During those four days, we walked and walked, and ate, and walked some more. I finally got to see the Sistine Chapel and was in tears… The beauty and the amazing preservation of so much artwork! The Vatican is an interesting little place. For some reason I had always imagined a lot of priests running around in robes, but it was mainly full of clusters of tourists which shouldn’t really have come as much of a surprise. St Peter’s Basilica is stunning, colossal, and the atmosphere is unlike anywhere else that I have been… Kind of a cross between the hush of a cathedral and the drone of thousands of whispers with a back drop of deep and dark history. If I remember correctly the Pope (or it could have been a cardinal) was supposed to come out to speak that day, but we didn’t even try to stay. You can’t really avoid the crowds of pilgrims and tourists at the Vatican, and it’s always a struggle for me to push myself through these types of things to actually experience what I want to experience. The Sistine Chapel was worth it.
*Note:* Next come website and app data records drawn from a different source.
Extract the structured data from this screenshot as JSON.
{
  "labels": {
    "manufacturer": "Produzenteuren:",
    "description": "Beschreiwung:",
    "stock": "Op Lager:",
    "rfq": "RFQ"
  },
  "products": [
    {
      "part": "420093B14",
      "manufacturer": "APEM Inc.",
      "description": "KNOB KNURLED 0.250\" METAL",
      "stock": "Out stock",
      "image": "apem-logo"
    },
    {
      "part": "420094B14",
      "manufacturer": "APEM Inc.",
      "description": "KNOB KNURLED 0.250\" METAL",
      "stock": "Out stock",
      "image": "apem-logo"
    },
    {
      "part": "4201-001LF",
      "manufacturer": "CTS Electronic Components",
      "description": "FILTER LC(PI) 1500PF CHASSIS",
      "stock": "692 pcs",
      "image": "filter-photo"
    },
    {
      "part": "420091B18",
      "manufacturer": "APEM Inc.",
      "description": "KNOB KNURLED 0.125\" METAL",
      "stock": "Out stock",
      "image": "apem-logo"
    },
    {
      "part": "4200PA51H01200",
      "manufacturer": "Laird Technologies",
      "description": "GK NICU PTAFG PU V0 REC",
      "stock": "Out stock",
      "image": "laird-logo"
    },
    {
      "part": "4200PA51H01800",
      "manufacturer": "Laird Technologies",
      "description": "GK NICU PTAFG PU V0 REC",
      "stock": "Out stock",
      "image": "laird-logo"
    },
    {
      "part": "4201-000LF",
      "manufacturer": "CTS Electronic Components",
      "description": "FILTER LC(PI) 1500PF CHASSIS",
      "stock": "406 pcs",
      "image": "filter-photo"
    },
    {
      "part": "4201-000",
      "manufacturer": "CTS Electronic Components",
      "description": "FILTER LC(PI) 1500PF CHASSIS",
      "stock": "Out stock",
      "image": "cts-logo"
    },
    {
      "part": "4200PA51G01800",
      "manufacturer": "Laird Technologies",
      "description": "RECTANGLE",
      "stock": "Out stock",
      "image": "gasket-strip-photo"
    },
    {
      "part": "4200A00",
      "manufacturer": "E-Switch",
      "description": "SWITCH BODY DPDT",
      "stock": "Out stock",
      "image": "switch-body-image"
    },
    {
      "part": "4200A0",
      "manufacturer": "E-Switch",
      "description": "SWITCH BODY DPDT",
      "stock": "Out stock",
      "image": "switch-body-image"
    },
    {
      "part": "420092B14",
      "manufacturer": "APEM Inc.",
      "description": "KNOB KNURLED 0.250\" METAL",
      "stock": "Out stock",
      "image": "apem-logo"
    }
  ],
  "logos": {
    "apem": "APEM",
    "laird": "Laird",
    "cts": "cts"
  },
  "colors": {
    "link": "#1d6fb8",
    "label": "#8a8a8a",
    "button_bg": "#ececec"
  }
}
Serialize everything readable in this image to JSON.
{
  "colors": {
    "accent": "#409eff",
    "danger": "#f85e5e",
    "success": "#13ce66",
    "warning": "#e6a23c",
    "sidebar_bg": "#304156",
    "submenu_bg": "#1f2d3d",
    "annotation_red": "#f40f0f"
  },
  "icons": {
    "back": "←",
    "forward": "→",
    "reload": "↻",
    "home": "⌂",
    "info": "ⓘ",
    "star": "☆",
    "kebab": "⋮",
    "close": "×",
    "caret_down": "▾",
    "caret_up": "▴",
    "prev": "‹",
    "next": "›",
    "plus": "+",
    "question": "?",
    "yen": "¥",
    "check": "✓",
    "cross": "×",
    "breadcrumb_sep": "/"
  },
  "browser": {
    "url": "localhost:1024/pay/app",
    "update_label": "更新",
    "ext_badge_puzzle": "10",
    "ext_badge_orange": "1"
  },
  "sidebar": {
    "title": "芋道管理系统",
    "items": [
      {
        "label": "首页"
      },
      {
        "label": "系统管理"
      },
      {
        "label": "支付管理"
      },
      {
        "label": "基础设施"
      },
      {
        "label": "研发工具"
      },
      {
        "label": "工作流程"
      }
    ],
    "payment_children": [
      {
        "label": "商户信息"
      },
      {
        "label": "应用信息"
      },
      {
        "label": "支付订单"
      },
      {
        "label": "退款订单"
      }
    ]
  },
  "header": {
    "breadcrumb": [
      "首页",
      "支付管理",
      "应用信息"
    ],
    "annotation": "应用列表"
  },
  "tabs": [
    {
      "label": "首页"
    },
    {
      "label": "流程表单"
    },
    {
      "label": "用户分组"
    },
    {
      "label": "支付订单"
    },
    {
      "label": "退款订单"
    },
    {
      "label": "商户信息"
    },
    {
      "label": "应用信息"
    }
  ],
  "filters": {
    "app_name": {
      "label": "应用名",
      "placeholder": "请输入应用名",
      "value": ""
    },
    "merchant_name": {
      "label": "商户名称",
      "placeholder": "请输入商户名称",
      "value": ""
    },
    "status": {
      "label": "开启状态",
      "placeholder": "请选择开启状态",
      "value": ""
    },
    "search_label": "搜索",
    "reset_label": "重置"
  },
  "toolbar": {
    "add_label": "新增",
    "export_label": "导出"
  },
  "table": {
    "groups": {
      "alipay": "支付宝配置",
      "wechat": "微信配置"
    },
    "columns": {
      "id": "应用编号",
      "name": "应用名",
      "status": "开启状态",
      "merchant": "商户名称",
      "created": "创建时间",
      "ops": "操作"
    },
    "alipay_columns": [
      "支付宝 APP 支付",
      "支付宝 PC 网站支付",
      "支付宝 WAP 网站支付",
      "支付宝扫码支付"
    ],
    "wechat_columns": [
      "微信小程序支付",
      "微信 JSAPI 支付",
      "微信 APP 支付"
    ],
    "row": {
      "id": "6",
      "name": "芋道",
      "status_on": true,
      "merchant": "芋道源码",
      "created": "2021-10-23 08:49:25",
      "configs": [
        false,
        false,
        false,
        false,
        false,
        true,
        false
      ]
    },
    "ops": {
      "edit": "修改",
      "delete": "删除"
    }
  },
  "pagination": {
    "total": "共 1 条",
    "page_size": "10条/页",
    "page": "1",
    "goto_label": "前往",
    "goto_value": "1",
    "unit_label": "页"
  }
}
We walked around the Colosseum and the gardens, imagining sitting inside and watching gladiators battle it out until the bitter end. We found the Trevi Fountain and pushed through the crowds so that we could throw coins in and make a wish… I still remember the wish I made and am quite glad that it didn’t come true, although it has made me think about a lot of things and how different my life would have been from then onwards if it had come true. We strolled around Trastevere before making our way back to our trusted Piazza de Navano, explored Campo di Fiori and got drunk at an adorable bar called Jonathan’s Angels, ran around the streets jumping on people’s mopeds and on benches, laughing and singing. We ate pizza and pasta and gelato, drank many a bottle of wine and many an espresso. I put my hand in the Bocca della Verità, and was actually a little scared something might pop down and bite me, Indiana Jones style. I sat on the Spanish steps several times and dipped my fingers in every fountain we passed, making wishes everywhere. Rome was another revelation for me, like Barcelona a little later, a city of peace, of noise, of old and new, of fun and games and of a lot of reflection. I would love to go back again, ten years later, and revisit the same places and possibly find others that I missed the first time around.
Milan – Venice – Florence – Rome and back to Paris again, a little over a week of Italy. Ruins, churches, ancient cathedrals, God people and tourists, locals and local foreigners, old people, young people and everyone in between; tiny cars and mopeds, cheap, fast trains and wooden boats, pasta and more pasta; rain, sunshine and gloom, wine by the bottle, hundreds of espressos and a lot of walking. The Italy that I remember was a place of beauty, happiness, friendship and reflection.